"For one thing, the researchers did not show that the release of adenosine was specific to acupuncture. Acupuncture needles might cause adenosine to flood the surrounding tissue, but so might a hard pinch, or applied pressure, or any number of other physical insults. In fact, both of the studies found that when adenosine was turned on in mouse tissue by other mechanisms, the pain response was equal to or better than the response generated by acupuncture."
From a Scientific American article currently titled "Research Casts Doubt on the Value of Acupuncture/Scientific studies show that the procedure is full of holes."
(The original title was "The Acupuncture Myth." I'm contemplating why the title was changed and thinking the magazine has some standards about what counts as a "myth" and that if you have utterly disproved something you are not yet in a position to call it a myth.)

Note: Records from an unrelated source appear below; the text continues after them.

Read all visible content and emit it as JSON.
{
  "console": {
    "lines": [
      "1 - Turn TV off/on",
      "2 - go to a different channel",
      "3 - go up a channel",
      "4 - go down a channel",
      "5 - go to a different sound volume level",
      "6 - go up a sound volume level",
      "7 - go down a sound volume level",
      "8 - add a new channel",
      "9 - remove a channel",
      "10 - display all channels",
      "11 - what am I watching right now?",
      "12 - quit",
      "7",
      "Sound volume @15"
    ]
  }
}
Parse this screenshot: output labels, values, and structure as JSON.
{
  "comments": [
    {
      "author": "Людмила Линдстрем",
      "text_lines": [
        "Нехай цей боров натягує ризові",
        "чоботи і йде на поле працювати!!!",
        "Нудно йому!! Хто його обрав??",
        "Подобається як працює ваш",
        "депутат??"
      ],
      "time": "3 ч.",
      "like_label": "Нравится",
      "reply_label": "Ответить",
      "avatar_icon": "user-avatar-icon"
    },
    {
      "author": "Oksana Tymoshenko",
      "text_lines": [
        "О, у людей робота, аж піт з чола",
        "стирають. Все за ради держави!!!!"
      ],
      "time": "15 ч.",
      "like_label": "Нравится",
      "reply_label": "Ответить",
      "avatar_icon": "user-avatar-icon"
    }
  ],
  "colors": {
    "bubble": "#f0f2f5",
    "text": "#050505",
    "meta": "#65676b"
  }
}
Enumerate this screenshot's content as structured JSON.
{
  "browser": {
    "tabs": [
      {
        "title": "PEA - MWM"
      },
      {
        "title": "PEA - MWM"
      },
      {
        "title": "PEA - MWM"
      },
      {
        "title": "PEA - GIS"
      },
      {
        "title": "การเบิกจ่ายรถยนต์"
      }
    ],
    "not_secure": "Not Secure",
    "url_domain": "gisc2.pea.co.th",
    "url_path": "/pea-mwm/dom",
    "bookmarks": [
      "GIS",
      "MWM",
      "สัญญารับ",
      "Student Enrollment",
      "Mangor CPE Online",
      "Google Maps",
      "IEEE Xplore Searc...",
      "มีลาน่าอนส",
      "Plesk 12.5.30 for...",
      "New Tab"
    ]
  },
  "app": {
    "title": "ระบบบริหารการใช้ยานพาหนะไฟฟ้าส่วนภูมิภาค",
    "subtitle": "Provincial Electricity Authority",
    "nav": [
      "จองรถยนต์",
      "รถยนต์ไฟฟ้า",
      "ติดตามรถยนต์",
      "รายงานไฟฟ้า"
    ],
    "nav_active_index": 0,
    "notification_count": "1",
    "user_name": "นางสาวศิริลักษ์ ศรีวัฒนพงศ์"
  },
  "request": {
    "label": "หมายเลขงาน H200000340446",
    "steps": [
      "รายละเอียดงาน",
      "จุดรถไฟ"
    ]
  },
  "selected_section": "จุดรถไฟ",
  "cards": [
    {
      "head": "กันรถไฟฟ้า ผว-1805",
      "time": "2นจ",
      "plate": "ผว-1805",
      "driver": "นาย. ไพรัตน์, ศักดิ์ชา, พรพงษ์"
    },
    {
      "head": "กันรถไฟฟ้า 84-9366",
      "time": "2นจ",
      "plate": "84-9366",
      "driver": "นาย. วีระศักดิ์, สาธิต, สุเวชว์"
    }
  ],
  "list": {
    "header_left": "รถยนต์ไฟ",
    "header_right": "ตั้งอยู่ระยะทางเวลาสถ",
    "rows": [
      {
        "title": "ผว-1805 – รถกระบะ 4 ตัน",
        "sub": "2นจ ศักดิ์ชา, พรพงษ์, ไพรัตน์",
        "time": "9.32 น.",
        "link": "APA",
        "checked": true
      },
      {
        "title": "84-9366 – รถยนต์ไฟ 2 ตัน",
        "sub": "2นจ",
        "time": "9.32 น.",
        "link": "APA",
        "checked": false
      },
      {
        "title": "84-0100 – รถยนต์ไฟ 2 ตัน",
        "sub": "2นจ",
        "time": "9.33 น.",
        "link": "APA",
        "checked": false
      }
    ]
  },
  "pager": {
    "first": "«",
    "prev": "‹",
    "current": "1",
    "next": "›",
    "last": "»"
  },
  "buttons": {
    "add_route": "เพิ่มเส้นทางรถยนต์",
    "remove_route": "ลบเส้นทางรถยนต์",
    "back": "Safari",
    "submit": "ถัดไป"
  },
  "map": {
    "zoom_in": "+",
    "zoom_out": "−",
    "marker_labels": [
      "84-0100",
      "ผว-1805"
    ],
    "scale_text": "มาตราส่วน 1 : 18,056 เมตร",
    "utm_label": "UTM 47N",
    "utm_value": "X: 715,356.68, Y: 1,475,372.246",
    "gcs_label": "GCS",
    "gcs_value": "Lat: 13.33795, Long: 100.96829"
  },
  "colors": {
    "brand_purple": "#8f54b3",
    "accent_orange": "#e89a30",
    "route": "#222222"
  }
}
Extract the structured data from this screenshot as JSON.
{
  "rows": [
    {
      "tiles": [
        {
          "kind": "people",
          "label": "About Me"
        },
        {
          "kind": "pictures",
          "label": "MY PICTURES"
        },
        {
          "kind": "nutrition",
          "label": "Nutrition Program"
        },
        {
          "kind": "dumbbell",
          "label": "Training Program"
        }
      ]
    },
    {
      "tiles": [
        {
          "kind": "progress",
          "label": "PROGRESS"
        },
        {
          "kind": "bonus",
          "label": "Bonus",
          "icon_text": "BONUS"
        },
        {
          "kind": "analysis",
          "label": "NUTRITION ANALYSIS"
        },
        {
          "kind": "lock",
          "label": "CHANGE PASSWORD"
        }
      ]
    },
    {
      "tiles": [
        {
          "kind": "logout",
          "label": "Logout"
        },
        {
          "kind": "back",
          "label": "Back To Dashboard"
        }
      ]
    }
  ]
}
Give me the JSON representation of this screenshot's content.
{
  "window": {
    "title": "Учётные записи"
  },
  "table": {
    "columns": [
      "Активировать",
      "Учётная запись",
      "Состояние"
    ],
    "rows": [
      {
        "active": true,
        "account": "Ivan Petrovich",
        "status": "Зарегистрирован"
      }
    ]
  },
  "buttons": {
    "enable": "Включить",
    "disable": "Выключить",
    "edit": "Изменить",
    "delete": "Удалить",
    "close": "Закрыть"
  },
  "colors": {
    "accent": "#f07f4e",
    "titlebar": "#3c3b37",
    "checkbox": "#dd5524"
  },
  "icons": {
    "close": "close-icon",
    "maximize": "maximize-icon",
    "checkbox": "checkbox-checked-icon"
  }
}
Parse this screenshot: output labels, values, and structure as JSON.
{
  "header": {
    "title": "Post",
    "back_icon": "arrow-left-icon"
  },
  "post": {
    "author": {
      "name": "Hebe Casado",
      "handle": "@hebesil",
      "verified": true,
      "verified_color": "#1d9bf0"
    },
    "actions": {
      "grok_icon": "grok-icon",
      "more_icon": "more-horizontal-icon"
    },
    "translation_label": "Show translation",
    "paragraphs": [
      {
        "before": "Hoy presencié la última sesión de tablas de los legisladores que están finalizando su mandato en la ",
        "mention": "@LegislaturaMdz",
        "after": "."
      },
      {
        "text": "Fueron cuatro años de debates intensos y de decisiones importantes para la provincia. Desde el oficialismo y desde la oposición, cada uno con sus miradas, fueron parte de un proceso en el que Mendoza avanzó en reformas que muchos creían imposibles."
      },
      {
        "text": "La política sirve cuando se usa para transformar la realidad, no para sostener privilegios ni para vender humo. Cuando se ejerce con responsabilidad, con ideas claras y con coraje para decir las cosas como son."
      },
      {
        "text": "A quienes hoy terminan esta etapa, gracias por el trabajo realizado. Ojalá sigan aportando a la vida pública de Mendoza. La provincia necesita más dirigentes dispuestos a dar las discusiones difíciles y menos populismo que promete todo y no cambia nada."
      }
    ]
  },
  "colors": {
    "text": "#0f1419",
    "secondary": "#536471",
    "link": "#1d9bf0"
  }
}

ADDED: This article made me wonder how scientists can determine the extent to which a mouse feels pain. It can't point to one of the 10 pain faces on the chart. I found this article in Wired: "Mice Show Pain on Their Faces Just Like Humans":